Tonight we catch the Ghan to leave Alice Springs and return to Darwin, thence to fly home to the US. As I write, from the courtyard of the Red Ochre Café in Alice, we await a rendezvous with Ted Egan, one of the most celebrated citizens of the Northern Territory of Australia. Earlier this week we got acquainted with his son, Mark, or rather with some of his work. At the Aileron Roadhouse, a well-known oasis on the Stuart Highway, which runs right through the heart of Australia, Adelaide to Darwin.

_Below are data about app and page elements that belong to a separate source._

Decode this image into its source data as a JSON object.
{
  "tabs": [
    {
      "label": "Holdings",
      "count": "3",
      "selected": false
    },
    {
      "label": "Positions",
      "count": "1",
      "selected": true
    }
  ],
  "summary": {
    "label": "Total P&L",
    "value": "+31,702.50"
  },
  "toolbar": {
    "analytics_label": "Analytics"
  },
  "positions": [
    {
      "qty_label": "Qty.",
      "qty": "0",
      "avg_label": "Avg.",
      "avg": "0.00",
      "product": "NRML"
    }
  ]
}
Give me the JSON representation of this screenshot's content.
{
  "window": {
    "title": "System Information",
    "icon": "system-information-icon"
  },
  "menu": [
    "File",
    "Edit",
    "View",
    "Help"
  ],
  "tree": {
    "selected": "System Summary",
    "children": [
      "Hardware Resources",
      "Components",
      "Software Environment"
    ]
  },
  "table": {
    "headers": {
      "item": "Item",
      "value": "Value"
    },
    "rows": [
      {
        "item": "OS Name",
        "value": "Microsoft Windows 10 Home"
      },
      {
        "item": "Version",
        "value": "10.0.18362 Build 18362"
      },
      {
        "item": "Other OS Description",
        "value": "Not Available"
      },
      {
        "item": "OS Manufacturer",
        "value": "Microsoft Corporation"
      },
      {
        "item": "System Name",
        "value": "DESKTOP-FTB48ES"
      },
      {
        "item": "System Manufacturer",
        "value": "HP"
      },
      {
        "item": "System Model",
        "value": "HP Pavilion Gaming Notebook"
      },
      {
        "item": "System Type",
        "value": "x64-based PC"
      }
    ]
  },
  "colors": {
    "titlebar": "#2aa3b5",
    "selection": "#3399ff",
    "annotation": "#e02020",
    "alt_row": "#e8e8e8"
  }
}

Atop an escarpment overlooking the roadhouse (combination truck stop and campground), beckoning travelers from the highway, stands the Big Man. The Big Man is an Anmatjere huntsman, some fifty feet tall, fashioned of concrete affixed to steel mesh. Mark Egan is the sculptor of the Anmatjere man, emplaced at Aileron in 2005.
Australia is full of roadside statues and monstrosities and is the country that invented the term “big thing” for this sort of highway art. When you make a big thing that is an aboriginal person, however, it raises some cultural issues. Mark Egan explains he acquired intimate acquaintance and personal respect for aboriginal people through the influence of his father, who received the Order of Australia for his work on aboriginal rights. I have no doubt the younger Egan is sincere in what he says.
As for the proprietor of the roadhouse, Greg Dick, who benefits from the custom attracted by the big thing, it’s not a political matter with him. Before hiring Egan to do the Big Man, he considered a big kangaroo, but decided a kangaroo done on huge scale would look silly.
I caught Dick for a short interview just before he headed out on his 4-wheeler to inspect the campground, and he explained how after the Big Man was emplaced, he next hired Egan to fashion an aboriginal woman and child to stand by the campground. A couple of the local Anmatjere ladies (“ladies” being the term they prefer) told Dick he needed to effect gender balance on the premises, and so he obliged them with the additional statues.
We spent quite a bit of time at the Aileron Roadhouse and made the uphill hike to inspect the big thing up above. We also lingered to examine the collection of artwork on display in the Maggie Bar, work remarkable for a roadhouse, including two originals by Albert Namatjira and many other works by his followers. (Namatjira, an Arrente man, was the great aboriginal landscape painter of Central Australia.)
We called in at the art gallery adjacent to the roadhouse and had a chat with the owner. He keeps a room stocked with paints and canvases and encourages Anmatjere painters to come in and paint. He pays them cash for their work and sells it through his own shop. The relationship between art dealers and aboriginal artists always has potential for exploitation, but this seems like a pretty benign situation.
In the end, a roadhouse holds trade by serving good tucker, so before hitting the road we ordered up a proper Ozzie breakfast—bacon and eggs and canned beans on toast.